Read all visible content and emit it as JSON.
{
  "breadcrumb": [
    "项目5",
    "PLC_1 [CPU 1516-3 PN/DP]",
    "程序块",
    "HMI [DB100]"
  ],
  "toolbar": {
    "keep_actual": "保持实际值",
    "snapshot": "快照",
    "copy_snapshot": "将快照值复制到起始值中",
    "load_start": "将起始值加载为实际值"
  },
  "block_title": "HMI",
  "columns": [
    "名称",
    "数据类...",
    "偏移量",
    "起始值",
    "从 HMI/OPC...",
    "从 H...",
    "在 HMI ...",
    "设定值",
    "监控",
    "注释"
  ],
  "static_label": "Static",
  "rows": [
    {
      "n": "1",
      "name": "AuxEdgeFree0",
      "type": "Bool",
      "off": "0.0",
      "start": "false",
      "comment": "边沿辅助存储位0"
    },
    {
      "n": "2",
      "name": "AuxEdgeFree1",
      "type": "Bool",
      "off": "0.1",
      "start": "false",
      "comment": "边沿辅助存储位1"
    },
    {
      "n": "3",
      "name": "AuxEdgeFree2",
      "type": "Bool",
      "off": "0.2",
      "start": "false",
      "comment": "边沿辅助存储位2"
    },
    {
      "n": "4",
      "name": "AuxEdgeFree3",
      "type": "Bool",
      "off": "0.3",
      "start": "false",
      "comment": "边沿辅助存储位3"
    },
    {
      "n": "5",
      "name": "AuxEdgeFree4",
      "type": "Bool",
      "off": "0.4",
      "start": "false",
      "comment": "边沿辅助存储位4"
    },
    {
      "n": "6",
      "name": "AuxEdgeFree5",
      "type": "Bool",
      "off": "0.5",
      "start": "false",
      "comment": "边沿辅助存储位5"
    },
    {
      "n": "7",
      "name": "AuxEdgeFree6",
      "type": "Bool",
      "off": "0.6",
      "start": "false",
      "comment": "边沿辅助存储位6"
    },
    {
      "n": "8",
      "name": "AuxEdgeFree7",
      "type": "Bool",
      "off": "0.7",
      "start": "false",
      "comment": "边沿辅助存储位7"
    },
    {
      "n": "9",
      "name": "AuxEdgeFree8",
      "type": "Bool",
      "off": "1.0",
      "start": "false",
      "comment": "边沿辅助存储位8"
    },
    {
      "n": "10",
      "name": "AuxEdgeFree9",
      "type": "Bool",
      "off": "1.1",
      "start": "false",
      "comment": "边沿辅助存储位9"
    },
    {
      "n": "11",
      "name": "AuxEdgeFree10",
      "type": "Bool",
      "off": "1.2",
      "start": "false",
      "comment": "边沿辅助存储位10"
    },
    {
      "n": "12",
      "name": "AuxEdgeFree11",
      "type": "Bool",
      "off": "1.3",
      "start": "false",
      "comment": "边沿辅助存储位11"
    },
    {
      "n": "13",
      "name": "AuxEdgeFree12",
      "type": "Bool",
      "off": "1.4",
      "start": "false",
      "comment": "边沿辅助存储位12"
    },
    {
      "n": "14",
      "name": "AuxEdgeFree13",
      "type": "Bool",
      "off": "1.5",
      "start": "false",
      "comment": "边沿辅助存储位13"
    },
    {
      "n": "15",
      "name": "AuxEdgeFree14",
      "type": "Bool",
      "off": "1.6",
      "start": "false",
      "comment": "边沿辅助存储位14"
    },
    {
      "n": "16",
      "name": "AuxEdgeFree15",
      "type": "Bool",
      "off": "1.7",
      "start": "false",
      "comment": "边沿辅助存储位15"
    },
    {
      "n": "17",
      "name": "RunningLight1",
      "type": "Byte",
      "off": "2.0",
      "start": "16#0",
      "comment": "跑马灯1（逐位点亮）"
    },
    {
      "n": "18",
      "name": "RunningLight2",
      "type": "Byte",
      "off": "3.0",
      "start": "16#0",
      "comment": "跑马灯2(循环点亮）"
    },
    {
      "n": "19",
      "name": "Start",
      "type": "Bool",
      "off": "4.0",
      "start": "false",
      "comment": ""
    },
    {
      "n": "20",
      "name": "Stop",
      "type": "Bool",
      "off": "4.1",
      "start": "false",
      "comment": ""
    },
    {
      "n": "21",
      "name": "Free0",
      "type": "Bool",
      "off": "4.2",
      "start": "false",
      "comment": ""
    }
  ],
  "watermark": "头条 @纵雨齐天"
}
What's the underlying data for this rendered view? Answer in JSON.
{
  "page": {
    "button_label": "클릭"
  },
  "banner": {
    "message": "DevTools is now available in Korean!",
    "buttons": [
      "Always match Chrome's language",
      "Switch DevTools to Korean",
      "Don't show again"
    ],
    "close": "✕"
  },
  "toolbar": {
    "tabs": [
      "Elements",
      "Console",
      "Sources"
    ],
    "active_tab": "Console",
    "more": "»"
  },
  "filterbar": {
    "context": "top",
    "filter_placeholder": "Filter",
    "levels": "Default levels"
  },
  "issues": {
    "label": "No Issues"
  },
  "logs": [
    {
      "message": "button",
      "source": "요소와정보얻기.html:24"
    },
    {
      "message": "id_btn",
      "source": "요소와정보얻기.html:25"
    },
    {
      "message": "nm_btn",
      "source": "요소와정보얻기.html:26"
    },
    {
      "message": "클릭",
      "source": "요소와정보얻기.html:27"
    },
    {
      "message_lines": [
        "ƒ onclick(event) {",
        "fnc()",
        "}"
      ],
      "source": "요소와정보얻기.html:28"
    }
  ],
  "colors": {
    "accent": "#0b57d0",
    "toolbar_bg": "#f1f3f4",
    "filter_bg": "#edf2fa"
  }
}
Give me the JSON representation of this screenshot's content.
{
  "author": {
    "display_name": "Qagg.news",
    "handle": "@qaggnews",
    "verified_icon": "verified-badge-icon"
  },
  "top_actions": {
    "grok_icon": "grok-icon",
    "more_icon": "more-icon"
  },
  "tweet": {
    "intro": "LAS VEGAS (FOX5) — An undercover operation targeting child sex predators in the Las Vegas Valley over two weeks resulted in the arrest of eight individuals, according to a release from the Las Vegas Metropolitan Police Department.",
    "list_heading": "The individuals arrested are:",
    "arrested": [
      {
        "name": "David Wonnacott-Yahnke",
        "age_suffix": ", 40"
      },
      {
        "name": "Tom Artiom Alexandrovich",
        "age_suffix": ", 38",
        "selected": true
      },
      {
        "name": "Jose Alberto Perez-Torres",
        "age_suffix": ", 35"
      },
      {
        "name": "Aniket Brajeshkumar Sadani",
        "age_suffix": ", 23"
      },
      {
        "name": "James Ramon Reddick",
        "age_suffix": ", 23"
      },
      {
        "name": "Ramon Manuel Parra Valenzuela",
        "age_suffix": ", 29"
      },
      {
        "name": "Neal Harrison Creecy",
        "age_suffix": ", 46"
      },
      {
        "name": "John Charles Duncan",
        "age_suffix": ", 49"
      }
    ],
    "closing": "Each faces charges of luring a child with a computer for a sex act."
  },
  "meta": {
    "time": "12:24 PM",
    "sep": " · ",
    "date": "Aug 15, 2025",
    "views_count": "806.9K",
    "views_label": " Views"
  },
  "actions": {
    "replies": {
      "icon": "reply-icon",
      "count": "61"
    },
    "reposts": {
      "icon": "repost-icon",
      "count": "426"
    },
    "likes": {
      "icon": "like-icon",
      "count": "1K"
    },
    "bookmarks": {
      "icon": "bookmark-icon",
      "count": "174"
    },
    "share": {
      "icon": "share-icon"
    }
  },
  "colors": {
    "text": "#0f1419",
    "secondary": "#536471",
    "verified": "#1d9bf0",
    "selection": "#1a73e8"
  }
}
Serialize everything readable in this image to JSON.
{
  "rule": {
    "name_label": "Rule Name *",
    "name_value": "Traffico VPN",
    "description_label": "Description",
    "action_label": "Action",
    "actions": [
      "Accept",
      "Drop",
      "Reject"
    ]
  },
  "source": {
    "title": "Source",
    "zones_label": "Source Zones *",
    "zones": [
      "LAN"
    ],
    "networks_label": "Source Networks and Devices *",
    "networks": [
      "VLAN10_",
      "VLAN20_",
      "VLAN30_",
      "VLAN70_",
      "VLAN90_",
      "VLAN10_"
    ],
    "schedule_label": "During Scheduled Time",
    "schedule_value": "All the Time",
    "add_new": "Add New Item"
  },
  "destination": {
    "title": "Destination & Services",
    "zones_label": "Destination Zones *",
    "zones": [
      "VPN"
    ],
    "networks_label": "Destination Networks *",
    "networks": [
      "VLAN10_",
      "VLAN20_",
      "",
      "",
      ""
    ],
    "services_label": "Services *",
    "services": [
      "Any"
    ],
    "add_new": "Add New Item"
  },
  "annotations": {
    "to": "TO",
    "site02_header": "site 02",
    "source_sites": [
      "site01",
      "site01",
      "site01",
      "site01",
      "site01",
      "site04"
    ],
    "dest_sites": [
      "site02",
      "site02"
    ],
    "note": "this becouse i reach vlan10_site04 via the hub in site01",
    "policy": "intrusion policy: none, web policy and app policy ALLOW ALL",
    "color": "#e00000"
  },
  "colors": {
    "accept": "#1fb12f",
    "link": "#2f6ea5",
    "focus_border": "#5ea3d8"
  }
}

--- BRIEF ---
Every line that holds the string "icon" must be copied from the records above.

--- RESULT OF THE TASK ---
    "verified_icon": "verified-badge-icon"
    "grok_icon": "grok-icon",
    "more_icon": "more-icon"
      "icon": "reply-icon",
      "icon": "repost-icon",
      "icon": "like-icon",
      "icon": "bookmark-icon",
      "icon": "share-icon"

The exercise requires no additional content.